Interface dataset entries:
######

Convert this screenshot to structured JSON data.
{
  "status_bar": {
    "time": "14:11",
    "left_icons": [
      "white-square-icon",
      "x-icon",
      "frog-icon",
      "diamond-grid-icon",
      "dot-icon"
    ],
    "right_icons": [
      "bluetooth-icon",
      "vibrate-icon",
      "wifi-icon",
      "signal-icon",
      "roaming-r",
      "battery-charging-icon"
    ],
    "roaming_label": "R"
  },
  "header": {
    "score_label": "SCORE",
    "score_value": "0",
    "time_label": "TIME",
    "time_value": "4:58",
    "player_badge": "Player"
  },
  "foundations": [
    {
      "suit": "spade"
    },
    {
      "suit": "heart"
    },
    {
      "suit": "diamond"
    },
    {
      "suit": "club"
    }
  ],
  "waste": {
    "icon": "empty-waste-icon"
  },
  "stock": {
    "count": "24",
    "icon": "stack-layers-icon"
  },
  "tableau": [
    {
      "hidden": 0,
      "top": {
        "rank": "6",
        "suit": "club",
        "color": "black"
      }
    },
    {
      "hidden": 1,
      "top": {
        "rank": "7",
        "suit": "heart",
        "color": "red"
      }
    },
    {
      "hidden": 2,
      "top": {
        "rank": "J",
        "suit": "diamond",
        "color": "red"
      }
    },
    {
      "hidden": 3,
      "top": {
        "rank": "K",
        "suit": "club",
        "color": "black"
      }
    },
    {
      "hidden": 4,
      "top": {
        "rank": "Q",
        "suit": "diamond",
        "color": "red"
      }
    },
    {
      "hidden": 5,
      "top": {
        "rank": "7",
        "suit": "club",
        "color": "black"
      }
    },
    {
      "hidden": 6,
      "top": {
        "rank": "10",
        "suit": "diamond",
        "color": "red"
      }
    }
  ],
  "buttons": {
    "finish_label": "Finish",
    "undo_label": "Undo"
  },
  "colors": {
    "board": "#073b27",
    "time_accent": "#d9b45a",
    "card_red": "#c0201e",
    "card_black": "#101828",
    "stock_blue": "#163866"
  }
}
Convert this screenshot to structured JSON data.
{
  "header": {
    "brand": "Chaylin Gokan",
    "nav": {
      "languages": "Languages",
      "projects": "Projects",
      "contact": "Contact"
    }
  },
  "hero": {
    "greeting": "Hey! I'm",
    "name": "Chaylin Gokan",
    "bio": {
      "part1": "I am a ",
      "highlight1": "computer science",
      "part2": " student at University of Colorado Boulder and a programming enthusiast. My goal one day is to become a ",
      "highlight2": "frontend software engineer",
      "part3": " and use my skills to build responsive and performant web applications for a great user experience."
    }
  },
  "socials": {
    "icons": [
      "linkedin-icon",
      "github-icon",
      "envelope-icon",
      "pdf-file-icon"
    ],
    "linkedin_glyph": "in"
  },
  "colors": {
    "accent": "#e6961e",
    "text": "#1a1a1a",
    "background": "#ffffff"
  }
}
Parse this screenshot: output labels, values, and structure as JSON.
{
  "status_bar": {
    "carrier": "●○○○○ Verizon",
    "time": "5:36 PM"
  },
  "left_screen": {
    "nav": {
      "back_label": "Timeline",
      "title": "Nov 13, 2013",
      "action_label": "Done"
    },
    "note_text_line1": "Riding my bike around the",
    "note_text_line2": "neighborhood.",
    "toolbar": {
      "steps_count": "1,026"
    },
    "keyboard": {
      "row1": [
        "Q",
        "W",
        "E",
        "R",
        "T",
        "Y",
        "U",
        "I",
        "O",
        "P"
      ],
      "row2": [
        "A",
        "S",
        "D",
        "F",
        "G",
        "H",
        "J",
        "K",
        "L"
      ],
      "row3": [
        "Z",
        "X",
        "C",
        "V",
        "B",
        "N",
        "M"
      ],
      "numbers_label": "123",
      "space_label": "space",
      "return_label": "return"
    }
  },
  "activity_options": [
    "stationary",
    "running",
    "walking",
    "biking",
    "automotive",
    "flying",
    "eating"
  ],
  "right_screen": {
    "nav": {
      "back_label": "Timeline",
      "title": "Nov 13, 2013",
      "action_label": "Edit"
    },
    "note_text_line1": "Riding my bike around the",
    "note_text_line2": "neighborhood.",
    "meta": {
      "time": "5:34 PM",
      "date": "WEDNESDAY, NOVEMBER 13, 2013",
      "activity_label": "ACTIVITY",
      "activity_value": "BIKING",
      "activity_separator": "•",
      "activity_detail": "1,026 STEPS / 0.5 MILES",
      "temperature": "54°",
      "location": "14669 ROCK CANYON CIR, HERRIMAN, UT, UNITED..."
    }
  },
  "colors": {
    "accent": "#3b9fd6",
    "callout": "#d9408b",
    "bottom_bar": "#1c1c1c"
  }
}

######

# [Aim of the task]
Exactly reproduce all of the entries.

# [Task response]
Convert this screenshot to structured JSON data.
{
  "status_bar": {
    "time": "14:11",
    "left_icons": [
      "white-square-icon",
      "x-icon",
      "frog-icon",
      "diamond-grid-icon",
      "dot-icon"
    ],
    "right_icons": [
      "bluetooth-icon",
      "vibrate-icon",
      "wifi-icon",
      "signal-icon",
      "roaming-r",
      "battery-charging-icon"
    ],
    "roaming_label": "R"
  },
  "header": {
    "score_label": "SCORE",
    "score_value": "0",
    "time_label": "TIME",
    "time_value": "4:58",
    "player_badge": "Player"
  },
  "foundations": [
    {
      "suit": "spade"
    },
    {
      "suit": "heart"
    },
    {
      "suit": "diamond"
    },
    {
      "suit": "club"
    }
  ],
  "waste": {
    "icon": "empty-waste-icon"
  },
  "stock": {
    "count": "24",
    "icon": "stack-layers-icon"
  },
  "tableau": [
    {
      "hidden": 0,
      "top": {
        "rank": "6",
        "suit": "club",
        "color": "black"
      }
    },
    {
      "hidden": 1,
      "top": {
        "rank": "7",
        "suit": "heart",
        "color": "red"
      }
    },
    {
      "hidden": 2,
      "top": {
        "rank": "J",
        "suit": "diamond",
        "color": "red"
      }
    },
    {
      "hidden": 3,
      "top": {
        "rank": "K",
        "suit": "club",
        "color": "black"
      }
    },
    {
      "hidden": 4,
      "top": {
        "rank": "Q",
        "suit": "diamond",
        "color": "red"
      }
    },
    {
      "hidden": 5,
      "top": {
        "rank": "7",
        "suit": "club",
        "color": "black"
      }
    },
    {
      "hidden": 6,
      "top": {
        "rank": "10",
        "suit": "diamond",
        "color": "red"
      }
    }
  ],
  "buttons": {
    "finish_label": "Finish",
    "undo_label": "Undo"
  },
  "colors": {
    "board": "#073b27",
    "time_accent": "#d9b45a",
    "card_red": "#c0201e",
    "card_black": "#101828",
    "stock_blue": "#163866"
  }
}
Convert this screenshot to structured JSON data.
{
  "header": {
    "brand": "Chaylin Gokan",
    "nav": {
      "languages": "Languages",
      "projects": "Projects",
      "contact": "Contact"
    }
  },
  "hero": {
    "greeting": "Hey! I'm",
    "name": "Chaylin Gokan",
    "bio": {
      "part1": "I am a ",
      "highlight1": "computer science",
      "part2": " student at University of Colorado Boulder and a programming enthusiast. My goal one day is to become a ",
      "highlight2": "frontend software engineer",
      "part3": " and use my skills to build responsive and performant web applications for a great user experience."
    }
  },
  "socials": {
    "icons": [
      "linkedin-icon",
      "github-icon",
      "envelope-icon",
      "pdf-file-icon"
    ],
    "linkedin_glyph": "in"
  },
  "colors": {
    "accent": "#e6961e",
    "text": "#1a1a1a",
    "background": "#ffffff"
  }
}
Parse this screenshot: output labels, values, and structure as JSON.
{
  "status_bar": {
    "carrier": "●○○○○ Verizon",
    "time": "5:36 PM"
  },
  "left_screen": {
    "nav": {
      "back_label": "Timeline",
      "title": "Nov 13, 2013",
      "action_label": "Done"
    },
    "note_text_line1": "Riding my bike around the",
    "note_text_line2": "neighborhood.",
    "toolbar": {
      "steps_count": "1,026"
    },
    "keyboard": {
      "row1": [
        "Q",
        "W",
        "E",
        "R",
        "T",
        "Y",
        "U",
        "I",
        "O",
        "P"
      ],
      "row2": [
        "A",
        "S",
        "D",
        "F",
        "G",
        "H",
        "J",
        "K",
        "L"
      ],
      "row3": [
        "Z",
        "X",
        "C",
        "V",
        "B",
        "N",
        "M"
      ],
      "numbers_label": "123",
      "space_label": "space",
      "return_label": "return"
    }
  },
  "activity_options": [
    "stationary",
    "running",
    "walking",
    "biking",
    "automotive",
    "flying",
    "eating"
  ],
  "right_screen": {
    "nav": {
      "back_label": "Timeline",
      "title": "Nov 13, 2013",
      "action_label": "Edit"
    },
    "note_text_line1": "Riding my bike around the",
    "note_text_line2": "neighborhood.",
    "meta": {
      "time": "5:34 PM",
      "date": "WEDNESDAY, NOVEMBER 13, 2013",
      "activity_label": "ACTIVITY",
      "activity_value": "BIKING",
      "activity_separator": "•",
      "activity_detail": "1,026 STEPS / 0.5 MILES",
      "temperature": "54°",
      "location": "14669 ROCK CANYON CIR, HERRIMAN, UT, UNITED..."
    }
  },
  "colors": {
    "accent": "#3b9fd6",
    "callout": "#d9408b",
    "bottom_bar": "#1c1c1c"
  }
}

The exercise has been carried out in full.